WORK ORDER:
A single number is expected: the count of lines below where the word "this" occurs.

SOURCE DATA:
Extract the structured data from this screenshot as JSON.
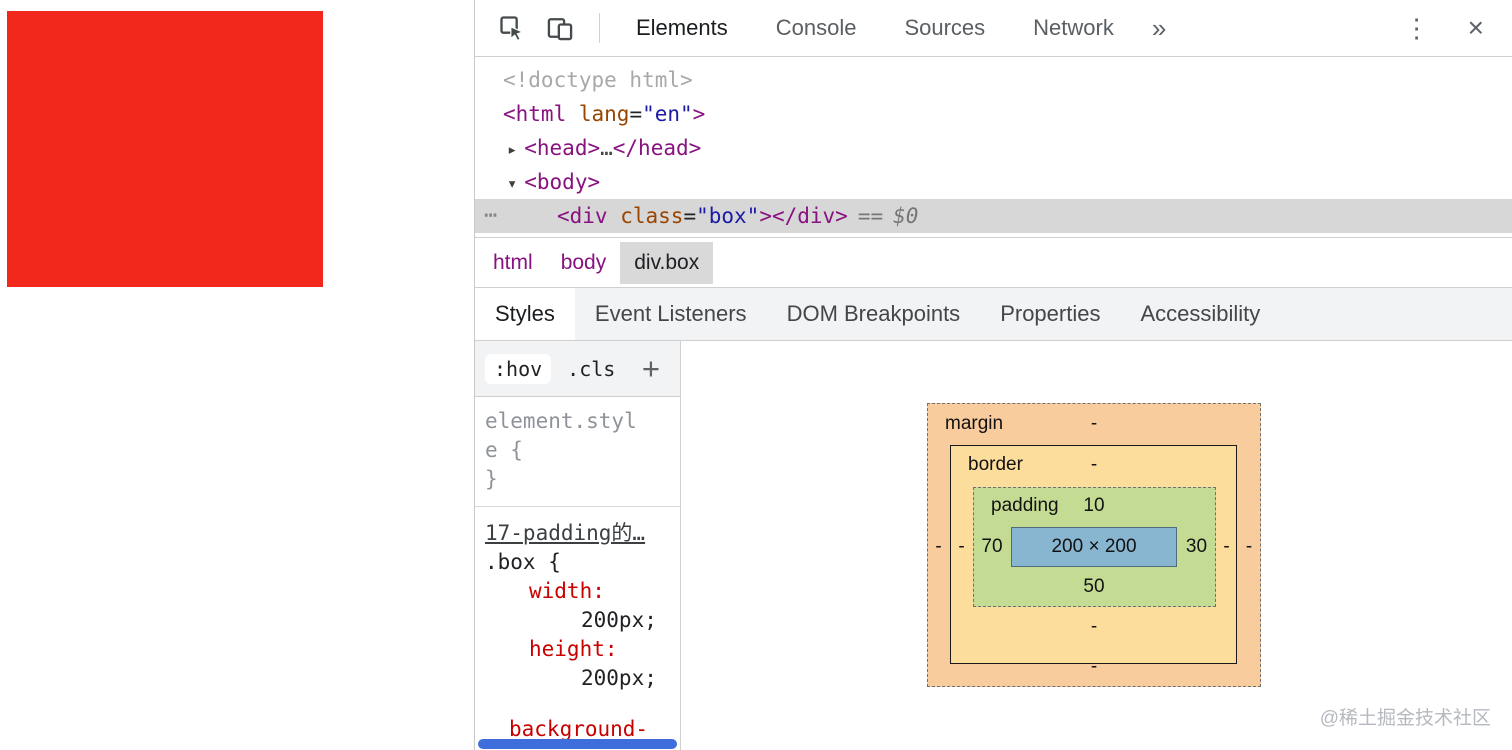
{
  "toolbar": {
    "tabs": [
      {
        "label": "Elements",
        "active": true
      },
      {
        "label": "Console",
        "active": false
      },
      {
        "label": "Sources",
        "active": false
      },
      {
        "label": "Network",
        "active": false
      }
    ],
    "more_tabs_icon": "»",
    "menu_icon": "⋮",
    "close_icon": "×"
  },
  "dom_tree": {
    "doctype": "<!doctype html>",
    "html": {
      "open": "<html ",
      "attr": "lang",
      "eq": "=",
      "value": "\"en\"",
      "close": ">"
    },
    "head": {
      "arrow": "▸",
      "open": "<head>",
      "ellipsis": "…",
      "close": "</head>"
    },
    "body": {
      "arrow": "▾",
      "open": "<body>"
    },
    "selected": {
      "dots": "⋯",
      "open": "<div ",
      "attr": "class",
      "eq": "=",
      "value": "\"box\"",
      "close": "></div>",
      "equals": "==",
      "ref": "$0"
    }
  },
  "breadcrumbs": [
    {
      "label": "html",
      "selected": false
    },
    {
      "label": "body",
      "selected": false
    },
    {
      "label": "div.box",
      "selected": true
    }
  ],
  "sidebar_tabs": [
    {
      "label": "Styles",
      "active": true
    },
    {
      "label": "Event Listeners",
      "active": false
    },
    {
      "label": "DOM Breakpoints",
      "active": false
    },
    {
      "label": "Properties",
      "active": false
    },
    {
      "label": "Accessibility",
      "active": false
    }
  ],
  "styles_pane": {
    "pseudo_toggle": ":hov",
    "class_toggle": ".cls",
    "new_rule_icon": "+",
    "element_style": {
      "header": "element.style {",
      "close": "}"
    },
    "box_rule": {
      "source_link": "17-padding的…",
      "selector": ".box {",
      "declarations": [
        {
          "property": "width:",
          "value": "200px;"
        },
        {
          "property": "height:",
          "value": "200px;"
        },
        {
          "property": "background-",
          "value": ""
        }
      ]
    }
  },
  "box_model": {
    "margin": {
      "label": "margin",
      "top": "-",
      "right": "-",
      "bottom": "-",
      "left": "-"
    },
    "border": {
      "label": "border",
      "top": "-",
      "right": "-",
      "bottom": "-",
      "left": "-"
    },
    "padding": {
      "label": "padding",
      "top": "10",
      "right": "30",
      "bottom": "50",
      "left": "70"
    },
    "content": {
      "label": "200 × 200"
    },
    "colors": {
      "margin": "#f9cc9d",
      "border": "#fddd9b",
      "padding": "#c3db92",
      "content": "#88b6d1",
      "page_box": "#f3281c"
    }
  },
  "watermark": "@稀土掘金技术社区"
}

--

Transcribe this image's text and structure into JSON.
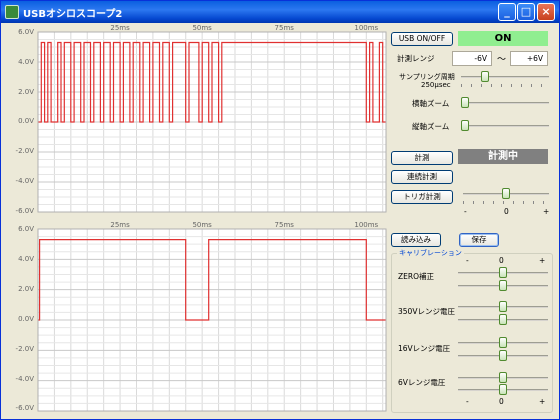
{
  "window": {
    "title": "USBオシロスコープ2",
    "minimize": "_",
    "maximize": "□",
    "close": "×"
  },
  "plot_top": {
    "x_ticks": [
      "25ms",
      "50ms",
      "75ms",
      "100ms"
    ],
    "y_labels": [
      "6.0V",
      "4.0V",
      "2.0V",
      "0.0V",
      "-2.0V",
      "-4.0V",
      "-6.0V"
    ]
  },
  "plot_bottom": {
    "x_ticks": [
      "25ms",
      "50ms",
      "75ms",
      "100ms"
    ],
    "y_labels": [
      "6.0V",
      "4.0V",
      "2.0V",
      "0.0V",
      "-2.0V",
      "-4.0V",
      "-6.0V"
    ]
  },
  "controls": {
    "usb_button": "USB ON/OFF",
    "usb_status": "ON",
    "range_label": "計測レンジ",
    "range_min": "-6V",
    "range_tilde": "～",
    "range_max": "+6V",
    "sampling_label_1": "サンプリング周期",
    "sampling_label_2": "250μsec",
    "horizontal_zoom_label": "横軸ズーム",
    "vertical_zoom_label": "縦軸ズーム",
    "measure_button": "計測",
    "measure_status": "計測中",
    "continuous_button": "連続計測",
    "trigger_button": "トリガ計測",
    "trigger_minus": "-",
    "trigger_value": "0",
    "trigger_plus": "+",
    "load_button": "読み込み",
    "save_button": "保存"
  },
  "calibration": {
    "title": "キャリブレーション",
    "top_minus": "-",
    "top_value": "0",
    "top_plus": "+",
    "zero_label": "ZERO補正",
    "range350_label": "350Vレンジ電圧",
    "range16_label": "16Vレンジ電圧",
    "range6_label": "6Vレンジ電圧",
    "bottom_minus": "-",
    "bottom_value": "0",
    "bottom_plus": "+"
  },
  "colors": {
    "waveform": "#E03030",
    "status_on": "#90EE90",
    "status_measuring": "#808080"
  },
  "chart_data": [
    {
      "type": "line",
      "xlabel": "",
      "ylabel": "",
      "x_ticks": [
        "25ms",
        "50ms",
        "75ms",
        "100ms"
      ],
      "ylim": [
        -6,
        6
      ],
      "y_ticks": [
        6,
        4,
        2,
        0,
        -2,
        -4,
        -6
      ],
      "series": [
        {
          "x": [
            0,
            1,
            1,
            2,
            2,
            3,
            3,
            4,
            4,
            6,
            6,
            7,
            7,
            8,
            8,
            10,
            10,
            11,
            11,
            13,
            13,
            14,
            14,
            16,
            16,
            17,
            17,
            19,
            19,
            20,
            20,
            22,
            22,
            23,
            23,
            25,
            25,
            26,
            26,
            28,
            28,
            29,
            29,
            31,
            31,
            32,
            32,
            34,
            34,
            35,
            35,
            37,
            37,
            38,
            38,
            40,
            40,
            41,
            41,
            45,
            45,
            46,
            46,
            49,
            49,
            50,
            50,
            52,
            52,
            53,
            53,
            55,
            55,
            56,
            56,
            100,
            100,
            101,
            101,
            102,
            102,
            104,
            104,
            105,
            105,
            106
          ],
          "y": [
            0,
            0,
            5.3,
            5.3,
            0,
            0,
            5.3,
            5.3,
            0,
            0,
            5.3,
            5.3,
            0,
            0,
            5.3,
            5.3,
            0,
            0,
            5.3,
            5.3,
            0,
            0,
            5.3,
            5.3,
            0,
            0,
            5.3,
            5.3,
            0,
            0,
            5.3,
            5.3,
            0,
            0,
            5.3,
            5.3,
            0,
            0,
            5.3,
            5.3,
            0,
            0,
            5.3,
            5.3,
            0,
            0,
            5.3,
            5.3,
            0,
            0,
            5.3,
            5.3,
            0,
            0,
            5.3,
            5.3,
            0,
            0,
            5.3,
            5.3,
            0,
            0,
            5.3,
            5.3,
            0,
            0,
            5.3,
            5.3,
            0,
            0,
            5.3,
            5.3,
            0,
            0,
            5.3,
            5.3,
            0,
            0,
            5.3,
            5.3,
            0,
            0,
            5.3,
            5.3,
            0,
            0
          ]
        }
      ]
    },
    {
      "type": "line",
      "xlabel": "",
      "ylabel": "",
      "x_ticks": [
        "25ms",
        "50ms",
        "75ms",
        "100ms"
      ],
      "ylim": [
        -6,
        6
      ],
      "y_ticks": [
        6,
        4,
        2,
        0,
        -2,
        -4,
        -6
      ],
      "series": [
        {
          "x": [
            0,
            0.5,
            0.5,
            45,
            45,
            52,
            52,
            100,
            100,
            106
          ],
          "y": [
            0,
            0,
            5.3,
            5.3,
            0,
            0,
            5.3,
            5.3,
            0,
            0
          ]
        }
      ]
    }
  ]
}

WRITTEN RESPONSE:
2